***** MATERIAL FOR THIS EXERCISE

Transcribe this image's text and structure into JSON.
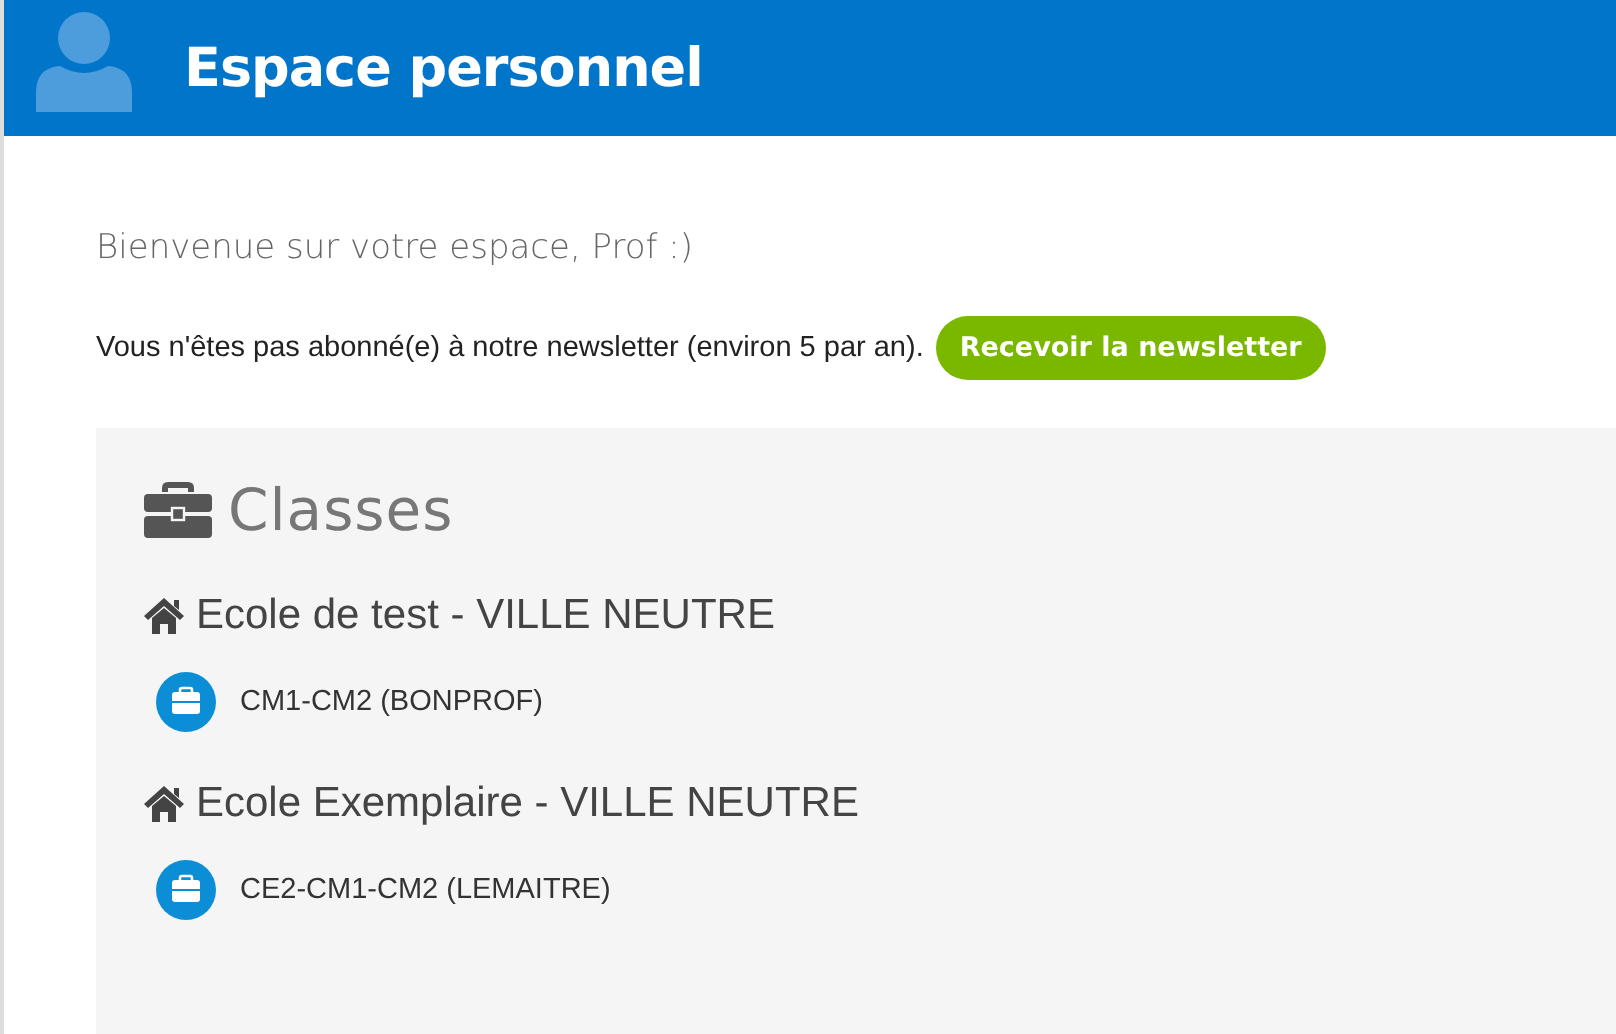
{
  "header": {
    "title": "Espace personnel"
  },
  "welcome": "Bienvenue sur votre espace, Prof :)",
  "newsletter": {
    "text": "Vous n'êtes pas abonné(e) à notre newsletter (environ 5 par an).",
    "button": "Recevoir la newsletter"
  },
  "classes": {
    "title": "Classes",
    "schools": [
      {
        "name": "Ecole de test - VILLE NEUTRE",
        "classes": [
          "CM1-CM2 (BONPROF)"
        ]
      },
      {
        "name": "Ecole Exemplaire - VILLE NEUTRE",
        "classes": [
          "CE2-CM1-CM2 (LEMAITRE)"
        ]
      }
    ]
  }
}
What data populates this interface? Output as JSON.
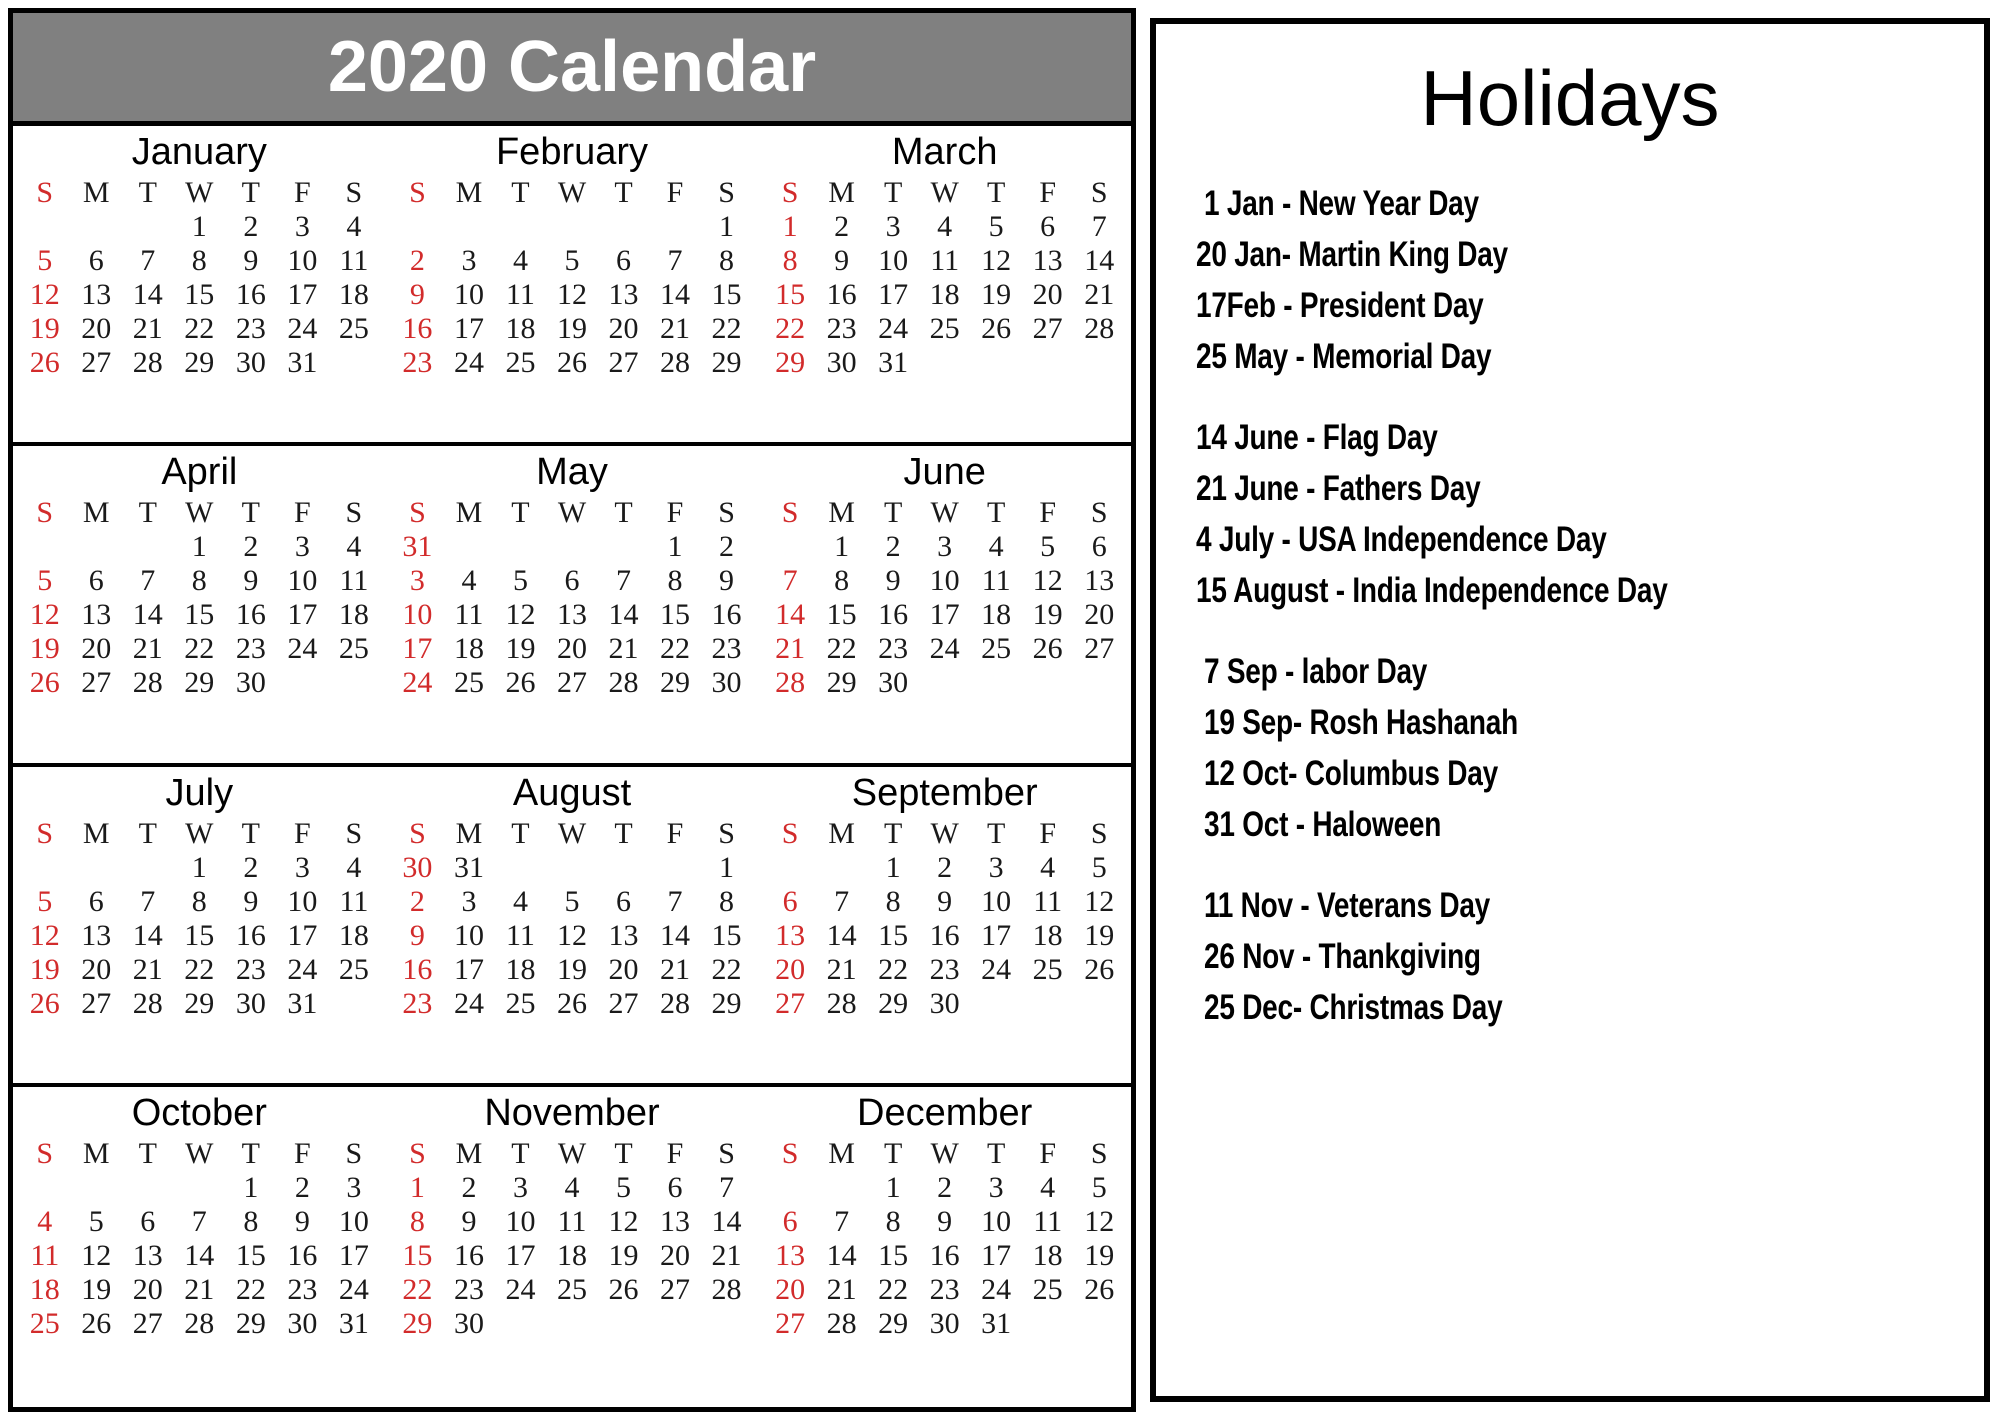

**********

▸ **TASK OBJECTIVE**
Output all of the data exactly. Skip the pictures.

▸ **TASK ANSWER**
Transcribe this image's text and structure into JSON.
{
  "header": {
    "title": "Espace personnel"
  },
  "welcome": "Bienvenue sur votre espace, Prof :)",
  "newsletter": {
    "text": "Vous n'êtes pas abonné(e) à notre newsletter (environ 5 par an).",
    "button": "Recevoir la newsletter"
  },
  "classes": {
    "title": "Classes",
    "schools": [
      {
        "name": "Ecole de test - VILLE NEUTRE",
        "classes": [
          "CM1-CM2 (BONPROF)"
        ]
      },
      {
        "name": "Ecole Exemplaire - VILLE NEUTRE",
        "classes": [
          "CE2-CM1-CM2 (LEMAITRE)"
        ]
      }
    ]
  }
}
What data populates this interface? Output as JSON.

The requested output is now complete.